OUR GUIDE TO CHOOSING THE RIGHT FLOOR
Choosing the right floor is an important decision. Firstly it is going to change the look of the room significantly and will impact other design decisions in that room. Do you want a bold patterned floor that will be the manin feature of the room? Or do you have strong design elements on the walls and furnishings so the floor needs to blend in? How much traffic will the room be dealing with? Do you need something very durable? Or maybe it is a rental property and you need a quick, cheap fix. Is it a bathroom floor and you need a water resistant floor? Read more about all the options below to help inform your decision.
Vinyl floor tiles are the easiest solution if you want a dramatic transformation on a budget – they are fully a DIY product. One thing to consider is you will need a smooth and level subfloor. We recommend sealed plywood if your current subfloor is not suitable. And this will of course add to the cost and installation time. But once the ply is in place the tiles can be installed very quickly.
They are hardwearing and can withstand quite a lot of abuse. The most important element is ensuring that they adhere well when laid. Apply plenty of pressure with the tile roller and ensure they are not too cold for the glue to work properly. If you do have any issues with lifting you can apply a little bit of extra glue and press back down again. And if a couple of tiles do get damaged they can be pried up with a putty knife and replaced.
When ordering, make sure to order 10% extra to allow for wastage.
Still a low cost/high value solution, sheet vinyl offers the added benefit of having fewer joins (none in a small space) and a slightly cushioned feel underfoot. Sheet vinyl is aslightly more involved installation than vinyl floor tiles but is still well within the scope of the DIYer.
It is perfect for kitchens and bathrooms and can withstand a great deal of water and spillages. However, due to it’s cushioned backing it is vulnerable to being torn and gouged if treated roughly. Don’t drag washing machines or drag any heavy items with sharp corners across it.
It also provides a great scope for interesting designs. It’s a great way of creating the look of an encaustic tiles floor without the expense. And so much easier to lay. For a full guide to laying sheet vinyl click here.
Edwardian Star Mustard Sheet Vinyl Flooring£20.00
Fes Blue Sheet Vinyl Flooring£20.00
Puzzle Blue Sheet Vinyl Flooring£20.00
Mid Century Emerald Sheet Vinyl Flooring£20.00
Mid Century Quartz Sheet Vinyl Flooring£20.00
Cuenca Terra Sheet Vinyl Flooring£20.00
Raval 5 Sheet Vinyl Flooring£20.00
Granada Black Sheet Vinyl Flooring£20.00
Ronda Black Sheet Vinyl Flooring£20.00
No special subfloor is needed beyond a layer of foam underlay so of all the products it is perhaps the fastest solution if you have a rough subfloor to cover. The lack of special preparation needed will bring the cost down greatly and so it could actually be the least expensive option.
The higher quality laminates have a protective layer that is immensely tough so durability is great.
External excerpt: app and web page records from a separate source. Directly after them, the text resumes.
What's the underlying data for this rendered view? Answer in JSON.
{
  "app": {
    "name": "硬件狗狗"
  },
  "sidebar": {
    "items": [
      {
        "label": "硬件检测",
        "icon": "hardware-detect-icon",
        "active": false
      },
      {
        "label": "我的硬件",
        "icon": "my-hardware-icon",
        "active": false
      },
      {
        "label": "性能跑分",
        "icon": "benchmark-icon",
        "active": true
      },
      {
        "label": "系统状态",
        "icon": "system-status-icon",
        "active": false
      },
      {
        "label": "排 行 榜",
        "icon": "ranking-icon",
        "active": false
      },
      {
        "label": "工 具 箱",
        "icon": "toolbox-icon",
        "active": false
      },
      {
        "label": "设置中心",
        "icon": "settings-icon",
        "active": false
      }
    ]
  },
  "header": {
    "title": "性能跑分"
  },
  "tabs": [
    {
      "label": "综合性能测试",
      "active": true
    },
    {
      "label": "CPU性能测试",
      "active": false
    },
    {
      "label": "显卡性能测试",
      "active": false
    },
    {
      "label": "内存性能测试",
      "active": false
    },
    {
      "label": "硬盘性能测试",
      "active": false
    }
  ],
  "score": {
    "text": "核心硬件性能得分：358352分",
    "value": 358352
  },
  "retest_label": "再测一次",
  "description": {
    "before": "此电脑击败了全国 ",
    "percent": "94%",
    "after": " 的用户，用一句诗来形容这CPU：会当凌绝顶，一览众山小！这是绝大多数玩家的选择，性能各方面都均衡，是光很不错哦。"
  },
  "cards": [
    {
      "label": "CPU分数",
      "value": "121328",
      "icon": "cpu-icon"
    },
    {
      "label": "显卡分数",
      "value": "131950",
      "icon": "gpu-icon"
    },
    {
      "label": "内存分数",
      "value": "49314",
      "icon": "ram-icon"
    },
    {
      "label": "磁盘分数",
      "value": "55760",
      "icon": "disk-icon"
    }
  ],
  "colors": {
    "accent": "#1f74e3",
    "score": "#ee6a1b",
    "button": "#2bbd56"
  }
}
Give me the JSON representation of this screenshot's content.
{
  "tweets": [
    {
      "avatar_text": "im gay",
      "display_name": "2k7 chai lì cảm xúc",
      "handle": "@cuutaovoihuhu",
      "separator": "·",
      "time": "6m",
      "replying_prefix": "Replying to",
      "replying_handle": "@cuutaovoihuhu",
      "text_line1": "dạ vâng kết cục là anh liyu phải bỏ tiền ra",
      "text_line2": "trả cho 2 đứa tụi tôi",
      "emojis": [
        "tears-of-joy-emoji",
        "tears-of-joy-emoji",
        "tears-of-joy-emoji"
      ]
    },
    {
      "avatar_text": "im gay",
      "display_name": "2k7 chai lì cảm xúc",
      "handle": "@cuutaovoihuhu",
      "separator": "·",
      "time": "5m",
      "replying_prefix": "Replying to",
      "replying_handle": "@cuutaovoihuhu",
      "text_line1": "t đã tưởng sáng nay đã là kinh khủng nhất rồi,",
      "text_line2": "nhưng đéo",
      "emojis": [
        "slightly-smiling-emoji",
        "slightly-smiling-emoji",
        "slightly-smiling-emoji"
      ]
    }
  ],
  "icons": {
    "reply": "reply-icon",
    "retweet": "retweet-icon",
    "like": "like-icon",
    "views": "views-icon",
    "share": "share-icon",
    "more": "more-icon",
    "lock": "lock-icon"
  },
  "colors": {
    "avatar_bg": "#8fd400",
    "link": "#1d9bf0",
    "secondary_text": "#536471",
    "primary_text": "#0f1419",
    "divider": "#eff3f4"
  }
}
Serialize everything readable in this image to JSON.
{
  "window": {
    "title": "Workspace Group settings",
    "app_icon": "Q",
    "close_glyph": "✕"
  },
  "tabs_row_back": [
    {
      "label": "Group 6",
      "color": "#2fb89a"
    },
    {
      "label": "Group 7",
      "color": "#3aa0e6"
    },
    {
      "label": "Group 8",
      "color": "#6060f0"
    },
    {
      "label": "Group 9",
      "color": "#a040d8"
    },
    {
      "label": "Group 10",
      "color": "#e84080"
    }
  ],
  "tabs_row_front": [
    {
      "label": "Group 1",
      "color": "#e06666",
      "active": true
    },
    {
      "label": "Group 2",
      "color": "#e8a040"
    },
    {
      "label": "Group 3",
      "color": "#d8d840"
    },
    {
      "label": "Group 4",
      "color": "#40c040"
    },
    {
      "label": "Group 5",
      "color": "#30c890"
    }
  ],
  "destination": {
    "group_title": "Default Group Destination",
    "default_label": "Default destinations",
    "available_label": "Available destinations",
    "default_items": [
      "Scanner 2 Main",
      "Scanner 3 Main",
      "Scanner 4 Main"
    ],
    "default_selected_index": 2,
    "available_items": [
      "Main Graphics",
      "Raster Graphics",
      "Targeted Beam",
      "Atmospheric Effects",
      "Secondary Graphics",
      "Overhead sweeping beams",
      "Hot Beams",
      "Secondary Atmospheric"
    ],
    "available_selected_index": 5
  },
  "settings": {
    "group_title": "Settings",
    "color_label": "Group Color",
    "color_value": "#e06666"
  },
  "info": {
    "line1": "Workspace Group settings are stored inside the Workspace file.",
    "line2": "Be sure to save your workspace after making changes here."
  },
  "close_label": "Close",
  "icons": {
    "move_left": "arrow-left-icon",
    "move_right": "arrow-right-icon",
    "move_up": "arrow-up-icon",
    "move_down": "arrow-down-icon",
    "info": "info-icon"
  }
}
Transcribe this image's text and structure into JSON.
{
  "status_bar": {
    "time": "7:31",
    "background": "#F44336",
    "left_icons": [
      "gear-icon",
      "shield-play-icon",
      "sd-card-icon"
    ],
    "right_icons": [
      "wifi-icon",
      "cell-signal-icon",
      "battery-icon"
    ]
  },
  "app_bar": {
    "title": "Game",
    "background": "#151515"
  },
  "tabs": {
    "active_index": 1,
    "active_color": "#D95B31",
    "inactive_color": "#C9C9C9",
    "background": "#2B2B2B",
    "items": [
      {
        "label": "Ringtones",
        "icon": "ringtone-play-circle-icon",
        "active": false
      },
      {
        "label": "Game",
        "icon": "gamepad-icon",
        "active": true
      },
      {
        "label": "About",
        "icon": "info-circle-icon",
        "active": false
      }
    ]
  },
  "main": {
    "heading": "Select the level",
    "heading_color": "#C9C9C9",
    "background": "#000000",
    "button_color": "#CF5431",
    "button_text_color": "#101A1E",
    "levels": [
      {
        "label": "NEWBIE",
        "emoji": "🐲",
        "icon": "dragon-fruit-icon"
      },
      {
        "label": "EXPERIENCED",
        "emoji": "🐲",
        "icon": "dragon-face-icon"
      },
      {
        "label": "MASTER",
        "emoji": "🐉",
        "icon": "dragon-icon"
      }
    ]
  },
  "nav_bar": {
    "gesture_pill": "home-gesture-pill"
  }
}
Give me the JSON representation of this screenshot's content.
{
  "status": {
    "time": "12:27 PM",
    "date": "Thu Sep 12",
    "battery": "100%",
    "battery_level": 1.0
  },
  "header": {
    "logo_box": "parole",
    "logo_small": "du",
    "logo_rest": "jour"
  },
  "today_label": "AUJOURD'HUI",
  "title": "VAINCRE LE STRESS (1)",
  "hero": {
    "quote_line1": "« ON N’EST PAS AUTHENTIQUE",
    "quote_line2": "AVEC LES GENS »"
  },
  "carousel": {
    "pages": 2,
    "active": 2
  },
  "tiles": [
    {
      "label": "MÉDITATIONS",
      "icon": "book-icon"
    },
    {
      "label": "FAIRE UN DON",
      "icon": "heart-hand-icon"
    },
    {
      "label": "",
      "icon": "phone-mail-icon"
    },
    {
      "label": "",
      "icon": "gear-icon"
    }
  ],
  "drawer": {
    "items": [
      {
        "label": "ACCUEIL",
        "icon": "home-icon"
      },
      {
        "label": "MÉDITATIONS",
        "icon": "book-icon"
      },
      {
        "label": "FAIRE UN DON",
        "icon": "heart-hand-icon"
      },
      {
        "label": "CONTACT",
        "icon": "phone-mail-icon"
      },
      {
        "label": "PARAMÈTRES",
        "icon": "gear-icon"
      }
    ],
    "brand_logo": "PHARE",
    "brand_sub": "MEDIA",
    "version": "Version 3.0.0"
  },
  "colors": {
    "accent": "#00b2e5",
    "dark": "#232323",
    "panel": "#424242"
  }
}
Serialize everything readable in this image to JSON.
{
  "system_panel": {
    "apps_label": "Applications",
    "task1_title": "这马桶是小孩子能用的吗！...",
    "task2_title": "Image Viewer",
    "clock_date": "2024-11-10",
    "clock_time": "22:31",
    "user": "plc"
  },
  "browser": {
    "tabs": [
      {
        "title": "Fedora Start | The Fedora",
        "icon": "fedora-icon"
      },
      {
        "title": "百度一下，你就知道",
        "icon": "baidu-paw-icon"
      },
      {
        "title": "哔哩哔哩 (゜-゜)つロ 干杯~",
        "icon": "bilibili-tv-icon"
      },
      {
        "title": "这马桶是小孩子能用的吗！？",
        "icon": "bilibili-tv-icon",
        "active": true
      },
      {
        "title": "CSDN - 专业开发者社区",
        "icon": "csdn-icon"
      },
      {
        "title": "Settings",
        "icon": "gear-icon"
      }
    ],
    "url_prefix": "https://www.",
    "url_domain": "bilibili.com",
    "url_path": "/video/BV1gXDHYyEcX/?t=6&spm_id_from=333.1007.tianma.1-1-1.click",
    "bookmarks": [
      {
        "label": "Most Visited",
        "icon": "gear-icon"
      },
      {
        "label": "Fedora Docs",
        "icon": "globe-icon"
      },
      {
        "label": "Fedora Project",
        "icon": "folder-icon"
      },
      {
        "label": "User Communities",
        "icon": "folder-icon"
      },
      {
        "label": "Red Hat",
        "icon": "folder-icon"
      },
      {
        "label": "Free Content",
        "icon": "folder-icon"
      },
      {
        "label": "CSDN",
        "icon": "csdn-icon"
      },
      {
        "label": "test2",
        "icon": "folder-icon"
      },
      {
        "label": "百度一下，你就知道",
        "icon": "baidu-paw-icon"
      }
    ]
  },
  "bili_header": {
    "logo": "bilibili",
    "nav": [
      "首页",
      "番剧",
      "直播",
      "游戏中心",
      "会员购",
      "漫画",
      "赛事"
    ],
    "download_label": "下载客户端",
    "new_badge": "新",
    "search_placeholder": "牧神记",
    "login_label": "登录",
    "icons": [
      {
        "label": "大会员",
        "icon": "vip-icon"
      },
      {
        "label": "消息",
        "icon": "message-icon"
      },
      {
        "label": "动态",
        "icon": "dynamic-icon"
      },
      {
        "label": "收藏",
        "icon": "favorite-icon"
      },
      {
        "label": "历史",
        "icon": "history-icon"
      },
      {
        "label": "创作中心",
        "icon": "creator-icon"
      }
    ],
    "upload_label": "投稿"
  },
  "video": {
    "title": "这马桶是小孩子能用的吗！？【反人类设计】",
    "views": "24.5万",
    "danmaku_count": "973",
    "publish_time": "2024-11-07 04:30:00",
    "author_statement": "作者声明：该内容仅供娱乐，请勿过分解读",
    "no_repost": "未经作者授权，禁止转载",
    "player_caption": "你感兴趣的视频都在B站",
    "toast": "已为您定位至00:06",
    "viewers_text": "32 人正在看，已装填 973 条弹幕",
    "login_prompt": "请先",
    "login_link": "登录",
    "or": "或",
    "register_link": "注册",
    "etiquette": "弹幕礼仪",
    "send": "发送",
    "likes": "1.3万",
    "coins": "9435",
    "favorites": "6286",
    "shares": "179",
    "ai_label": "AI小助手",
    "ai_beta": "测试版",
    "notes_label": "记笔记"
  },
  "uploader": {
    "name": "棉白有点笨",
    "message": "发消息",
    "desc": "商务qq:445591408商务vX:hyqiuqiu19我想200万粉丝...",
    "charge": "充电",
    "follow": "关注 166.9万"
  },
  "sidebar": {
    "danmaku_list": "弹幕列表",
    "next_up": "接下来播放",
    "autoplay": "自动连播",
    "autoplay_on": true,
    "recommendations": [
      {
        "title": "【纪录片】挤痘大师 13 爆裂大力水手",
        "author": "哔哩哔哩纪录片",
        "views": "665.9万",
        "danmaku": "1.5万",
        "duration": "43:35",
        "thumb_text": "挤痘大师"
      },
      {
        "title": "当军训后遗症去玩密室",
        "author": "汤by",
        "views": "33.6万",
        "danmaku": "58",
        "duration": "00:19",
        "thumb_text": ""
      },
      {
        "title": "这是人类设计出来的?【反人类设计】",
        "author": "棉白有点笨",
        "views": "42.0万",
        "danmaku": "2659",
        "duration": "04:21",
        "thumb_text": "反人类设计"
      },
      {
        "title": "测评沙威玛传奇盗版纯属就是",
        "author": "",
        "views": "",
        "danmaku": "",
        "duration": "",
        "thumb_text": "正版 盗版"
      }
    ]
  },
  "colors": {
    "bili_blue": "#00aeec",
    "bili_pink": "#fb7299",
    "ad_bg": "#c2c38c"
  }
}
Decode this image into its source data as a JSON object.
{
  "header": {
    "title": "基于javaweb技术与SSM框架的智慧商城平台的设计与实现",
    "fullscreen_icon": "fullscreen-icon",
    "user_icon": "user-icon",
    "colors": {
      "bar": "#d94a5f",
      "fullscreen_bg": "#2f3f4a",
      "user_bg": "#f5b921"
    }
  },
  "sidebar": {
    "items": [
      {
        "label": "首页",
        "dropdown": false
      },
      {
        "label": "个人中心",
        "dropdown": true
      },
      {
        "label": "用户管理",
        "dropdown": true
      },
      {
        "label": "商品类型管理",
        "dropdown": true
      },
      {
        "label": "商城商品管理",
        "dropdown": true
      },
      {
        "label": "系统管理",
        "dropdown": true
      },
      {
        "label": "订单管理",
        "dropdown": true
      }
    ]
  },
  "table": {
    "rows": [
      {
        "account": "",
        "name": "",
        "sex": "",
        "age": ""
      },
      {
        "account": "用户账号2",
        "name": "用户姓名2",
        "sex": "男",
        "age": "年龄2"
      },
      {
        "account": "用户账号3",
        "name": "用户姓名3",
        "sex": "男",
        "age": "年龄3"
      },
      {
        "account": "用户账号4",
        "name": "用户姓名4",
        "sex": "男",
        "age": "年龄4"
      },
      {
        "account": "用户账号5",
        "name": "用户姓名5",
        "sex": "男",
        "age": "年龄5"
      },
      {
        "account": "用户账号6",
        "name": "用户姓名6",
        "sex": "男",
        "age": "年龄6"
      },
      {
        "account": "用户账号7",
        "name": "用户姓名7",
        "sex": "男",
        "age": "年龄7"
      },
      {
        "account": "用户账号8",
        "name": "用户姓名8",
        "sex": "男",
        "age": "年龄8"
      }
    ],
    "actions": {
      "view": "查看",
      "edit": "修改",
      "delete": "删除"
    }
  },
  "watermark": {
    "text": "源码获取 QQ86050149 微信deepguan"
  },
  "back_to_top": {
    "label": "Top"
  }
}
The product clicks together simply and if you can master a mitre saw you have all the skills you need and you can lay it easily.
We have gone to great lengths to find ceramic floor tiles that can provide the durability and finish of a fired surface but at a price that won’t break the bank. If care is taken in installation, a ceramic or encaustic tiled floor will last indefinitely in a domestic environment.
Remember when choosing the right floor to price those installation costs. They can double to cost of a tiles floor as it is a skilled job. Unless you are very confident these will require professional installation. Definitely not the cheapest or easiest option. But the style and quality are worth every penny if you want a high end finish.
Sometimes classic is best. Real wood flooring can always be sanded and refinished if it’s taken a bashing so it can last forever. In fact it gains character with age.
Laying a tongue and groove wood floor is actually relatively straightforward. The most important part is making sure the subfloor is suitable and ensuring the level of humidity in the room. And ensure the subfloor and the wood itself is acceptable. The wood needs to be acclimatized to the temperature in the room for at least seven days before you lay it. All of this is vital to ensure it doesn’t swell or shrink after laying. Remember a gap will be required around the perimeter of your installation to allow for expansion. The correct expansion gap for wood flooring is 10-12mm.
There are some beautiful choices for real wood flooring available. Herringbone parquet has been on trend for the last few years and looks fabulous in any room in the house. Ideally choose a wood flooring that has a bit of texture and character. If you’re paying the extra for real wood you want it to look real!
Did that help you with choosing the right floor for you? Remember to consider your budget, your abilities at laying flooring and whether you want a feature floor or something that creates a subtly backdrop for other features in the room.